Problem:
I need the records below restated word for word, without their pictures.

** Data records follows **

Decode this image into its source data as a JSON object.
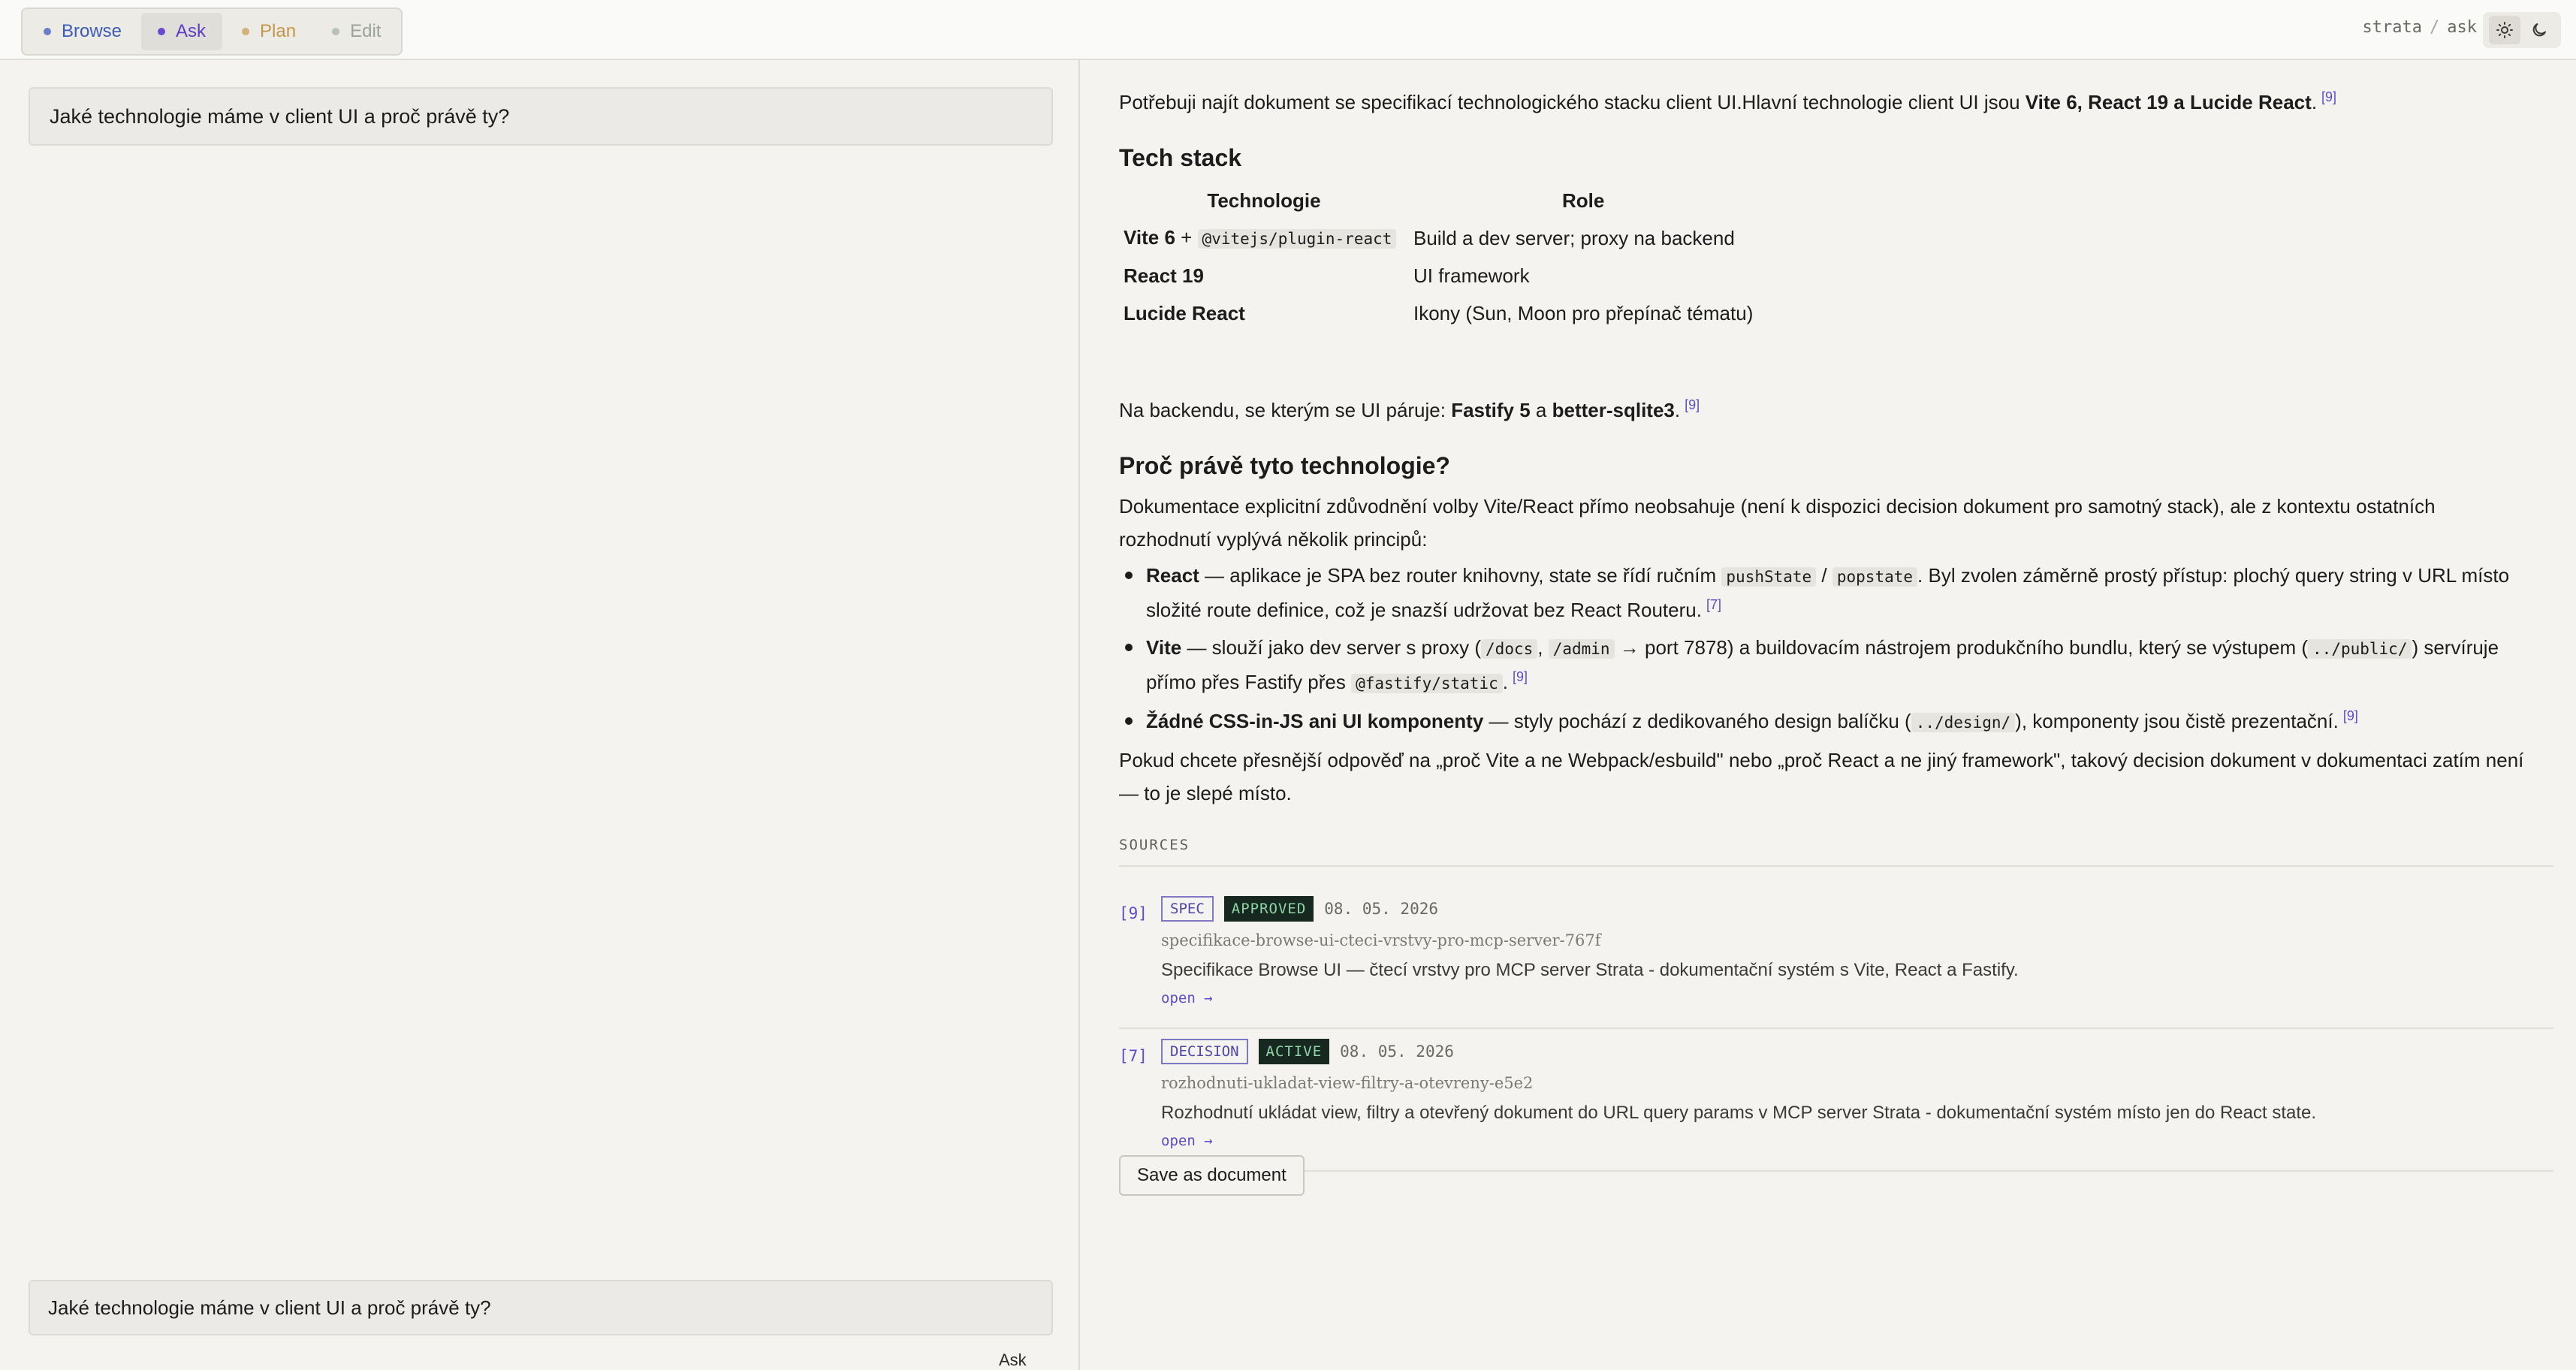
{
  "header": {
    "modes": [
      {
        "label": "Browse",
        "color": "#3b5bb5",
        "dot": "#6b7fc8"
      },
      {
        "label": "Ask",
        "color": "#5b3dc8",
        "dot": "#6a4bd0"
      },
      {
        "label": "Plan",
        "color": "#c4964a",
        "dot": "#d4b07a"
      },
      {
        "label": "Edit",
        "color": "#9aa39a",
        "dot": "#b8c2b8"
      }
    ],
    "active_mode": "Ask",
    "breadcrumb": {
      "app": "strata",
      "sep": "/",
      "page": "ask"
    },
    "theme_icons": [
      "sun-icon",
      "moon-icon"
    ]
  },
  "chat": {
    "question": "Jaké technologie máme v client UI a proč právě ty?",
    "input_value": "Jaké technologie máme v client UI a proč právě ty?",
    "ask_label": "Ask"
  },
  "answer": {
    "intro_plain": "Potřebuji najít dokument se specifikací technologického stacku client UI.Hlavní technologie client UI jsou ",
    "intro_bold": "Vite 6, React 19 a Lucide React",
    "intro_end": ".",
    "intro_cite": "[9]",
    "tech_heading": "Tech stack",
    "table": {
      "col1": "Technologie",
      "col2": "Role",
      "rows": [
        {
          "name": "Vite 6",
          "joiner": " + ",
          "code": "@vitejs/plugin-react",
          "role": "Build a dev server; proxy na backend"
        },
        {
          "name": "React 19",
          "role": "UI framework"
        },
        {
          "name": "Lucide React",
          "role": "Ikony (Sun, Moon pro přepínač tématu)"
        }
      ]
    },
    "backend": {
      "pre": "Na backendu, se kterým se UI páruje: ",
      "b1": "Fastify 5",
      "mid": " a ",
      "b2": "better-sqlite3",
      "end": ".",
      "cite": "[9]"
    },
    "why_heading": "Proč právě tyto technologie?",
    "doc_note": "Dokumentace explicitní zdůvodnění volby Vite/React přímo neobsahuje (není k dispozici decision dokument pro samotný stack), ale z kontextu ostatních rozhodnutí vyplývá několik principů:",
    "bullets": {
      "react": {
        "title": "React",
        "t1": " — aplikace je SPA bez router knihovny, state se řídí ručním ",
        "c1": "pushState",
        "t2": " / ",
        "c2": "popstate",
        "t3": ". Byl zvolen záměrně prostý přístup: plochý query string v URL místo složité route definice, což je snazší udržovat bez React Routeru.",
        "cite": "[7]"
      },
      "vite": {
        "title": "Vite",
        "t1": " — slouží jako dev server s proxy (",
        "c1": "/docs",
        "t2": ", ",
        "c2": "/admin",
        "t3": " → port 7878) a buildovacím nástrojem produkčního bundlu, který se výstupem (",
        "c3": "../public/",
        "t4": ") servíruje přímo přes Fastify přes ",
        "c4": "@fastify/static",
        "t5": ".",
        "cite": "[9]"
      },
      "css": {
        "title": "Žádné CSS-in-JS ani UI komponenty",
        "t1": " — styly pochází z dedikovaného design balíčku (",
        "c1": "../design/",
        "t2": "), komponenty jsou čistě prezentační.",
        "cite": "[9]"
      }
    },
    "closing": "Pokud chcete přesnější odpověď na „proč Vite a ne Webpack/esbuild\" nebo „proč React a ne jiný framework\", takový decision dokument v dokumentaci zatím není — to je slepé místo.",
    "sources_label": "SOURCES",
    "sources": [
      {
        "num": "[9]",
        "type": "SPEC",
        "status": "APPROVED",
        "date": "08. 05. 2026",
        "slug": "specifikace-browse-ui-cteci-vrstvy-pro-mcp-server-767f",
        "desc": "Specifikace Browse UI — čtecí vrstvy pro MCP server Strata - dokumentační systém s Vite, React a Fastify.",
        "open": "open →"
      },
      {
        "num": "[7]",
        "type": "DECISION",
        "status": "ACTIVE",
        "date": "08. 05. 2026",
        "slug": "rozhodnuti-ukladat-view-filtry-a-otevreny-e5e2",
        "desc": "Rozhodnutí ukládat view, filtry a otevřený dokument do URL query params v MCP server Strata - dokumentační systém místo jen do React state.",
        "open": "open →"
      }
    ],
    "save_label": "Save as document"
  }
}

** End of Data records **

Task solution:
Decode this image into its source data as a JSON object.
{
  "header": {
    "modes": [
      {
        "label": "Browse",
        "color": "#3b5bb5",
        "dot": "#6b7fc8"
      },
      {
        "label": "Ask",
        "color": "#5b3dc8",
        "dot": "#6a4bd0"
      },
      {
        "label": "Plan",
        "color": "#c4964a",
        "dot": "#d4b07a"
      },
      {
        "label": "Edit",
        "color": "#9aa39a",
        "dot": "#b8c2b8"
      }
    ],
    "active_mode": "Ask",
    "breadcrumb": {
      "app": "strata",
      "sep": "/",
      "page": "ask"
    },
    "theme_icons": [
      "sun-icon",
      "moon-icon"
    ]
  },
  "chat": {
    "question": "Jaké technologie máme v client UI a proč právě ty?",
    "input_value": "Jaké technologie máme v client UI a proč právě ty?",
    "ask_label": "Ask"
  },
  "answer": {
    "intro_plain": "Potřebuji najít dokument se specifikací technologického stacku client UI.Hlavní technologie client UI jsou ",
    "intro_bold": "Vite 6, React 19 a Lucide React",
    "intro_end": ".",
    "intro_cite": "[9]",
    "tech_heading": "Tech stack",
    "table": {
      "col1": "Technologie",
      "col2": "Role",
      "rows": [
        {
          "name": "Vite 6",
          "joiner": " + ",
          "code": "@vitejs/plugin-react",
          "role": "Build a dev server; proxy na backend"
        },
        {
          "name": "React 19",
          "role": "UI framework"
        },
        {
          "name": "Lucide React",
          "role": "Ikony (Sun, Moon pro přepínač tématu)"
        }
      ]
    },
    "backend": {
      "pre": "Na backendu, se kterým se UI páruje: ",
      "b1": "Fastify 5",
      "mid": " a ",
      "b2": "better-sqlite3",
      "end": ".",
      "cite": "[9]"
    },
    "why_heading": "Proč právě tyto technologie?",
    "doc_note": "Dokumentace explicitní zdůvodnění volby Vite/React přímo neobsahuje (není k dispozici decision dokument pro samotný stack), ale z kontextu ostatních rozhodnutí vyplývá několik principů:",
    "bullets": {
      "react": {
        "title": "React",
        "t1": " — aplikace je SPA bez router knihovny, state se řídí ručním ",
        "c1": "pushState",
        "t2": " / ",
        "c2": "popstate",
        "t3": ". Byl zvolen záměrně prostý přístup: plochý query string v URL místo složité route definice, což je snazší udržovat bez React Routeru.",
        "cite": "[7]"
      },
      "vite": {
        "title": "Vite",
        "t1": " — slouží jako dev server s proxy (",
        "c1": "/docs",
        "t2": ", ",
        "c2": "/admin",
        "t3": " → port 7878) a buildovacím nástrojem produkčního bundlu, který se výstupem (",
        "c3": "../public/",
        "t4": ") servíruje přímo přes Fastify přes ",
        "c4": "@fastify/static",
        "t5": ".",
        "cite": "[9]"
      },
      "css": {
        "title": "Žádné CSS-in-JS ani UI komponenty",
        "t1": " — styly pochází z dedikovaného design balíčku (",
        "c1": "../design/",
        "t2": "), komponenty jsou čistě prezentační.",
        "cite": "[9]"
      }
    },
    "closing": "Pokud chcete přesnější odpověď na „proč Vite a ne Webpack/esbuild\" nebo „proč React a ne jiný framework\", takový decision dokument v dokumentaci zatím není — to je slepé místo.",
    "sources_label": "SOURCES",
    "sources": [
      {
        "num": "[9]",
        "type": "SPEC",
        "status": "APPROVED",
        "date": "08. 05. 2026",
        "slug": "specifikace-browse-ui-cteci-vrstvy-pro-mcp-server-767f",
        "desc": "Specifikace Browse UI — čtecí vrstvy pro MCP server Strata - dokumentační systém s Vite, React a Fastify.",
        "open": "open →"
      },
      {
        "num": "[7]",
        "type": "DECISION",
        "status": "ACTIVE",
        "date": "08. 05. 2026",
        "slug": "rozhodnuti-ukladat-view-filtry-a-otevreny-e5e2",
        "desc": "Rozhodnutí ukládat view, filtry a otevřený dokument do URL query params v MCP server Strata - dokumentační systém místo jen do React state.",
        "open": "open →"
      }
    ],
    "save_label": "Save as document"
  }
}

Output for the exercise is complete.